News Story

40 Percent Of Whitmer’s 2020 Gas Tax Hike Won’t Support Roads

It backfills money governor would remove from transportation budget to pay for other state spending

A large portion of the 45-cent increase in the state gas tax proposed by Michigan Gov. Gretchen Whitmer will not go to the state’s transportation budget, according to an analysis by the Mackinac Center for Public Policy.

If approved by the Republican-controlled House and Senate, Whitmer’s proposed 45-cent motor fuel tax increase would occur in three separate 15 cent tax hikes on Oct. 1, 2019, April 1, 2020, and Oct. 1, 2020.

The first two tax hikes would increase the tax by 30 cents and bring in an additional $1.26 billion during the 2019-20 fiscal year. But documents submitted by Whitmer as part of her executive budget recommendation on Tuesday indicate that the net increase to transportation funding will be just $764 million in the 2019-20 fiscal year.

In other words, $499.2 million — an estimated 40 percent of the $1.26 billion gas tax increase in 2020 — would not go to roads. Instead, it would replace current transportation budget dollars that would be redirected to pay for other state government spending.

Some $325 million of the difference comes from removing income tax revenue from the 2020 road repair budget, an amount that under current law will increase to $600 million in the 2020-21 and successive road budgets. This money was earmarked to roads as part of a road funding package enacted in late 2015 after another all-tax road repair measure that was placed on the ballot by a previous legislature was defeated by voters earlier that year. The income tax earmarked for road repairs represented a commitment by then-Speaker of the House Kevin Cotter and House Republicans to not approve another all-tax road fix proposal, and instead reprioritize some other non-transportation state resources to roads.

Other than ending the $325 million income tax earmark, the budget documents released by Whitmer on Tuesday are not clear on where the rest of the $499.2 million coming out of the Transportation budget is coming from.

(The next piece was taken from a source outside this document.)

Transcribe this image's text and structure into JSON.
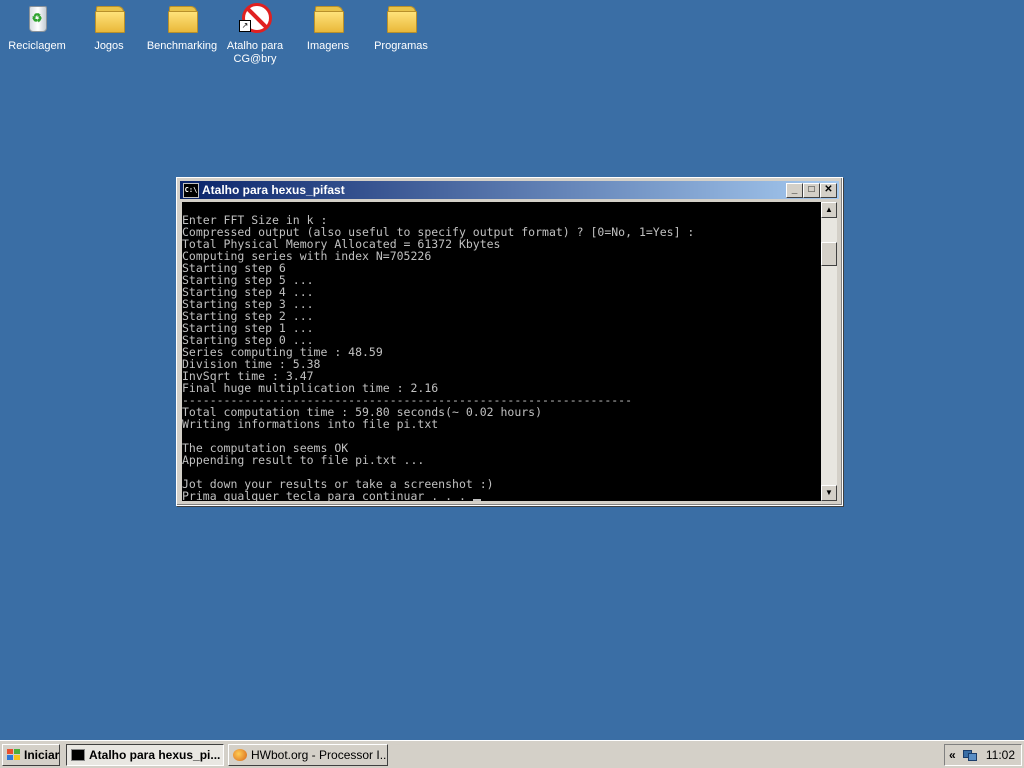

The difference between how much the tax increase will bring in and the overall increase in transportation spending appears in those executive budget documents.

Whitmer called Michigan's roads “downright dangerous,” according to WJRT-TV. Despite this characterization, $499.2 million of the gas tax increases she proposes will not end up in the state’s transportation fund.

The analysis was done by James Hohman, director of fiscal policy at the Mackinac Center for Public Policy.

Whitmer’s office didn’t respond to an email seeking comment.

“The governor’s budget is a political wish list funded by much higher taxes on the people of Michigan,” said Sen. Aric Nesbitt, R-Porter Township. “Road funding has increased to a record level, and a solid boost would have been to direct all taxes on fuel to fixing our roads.”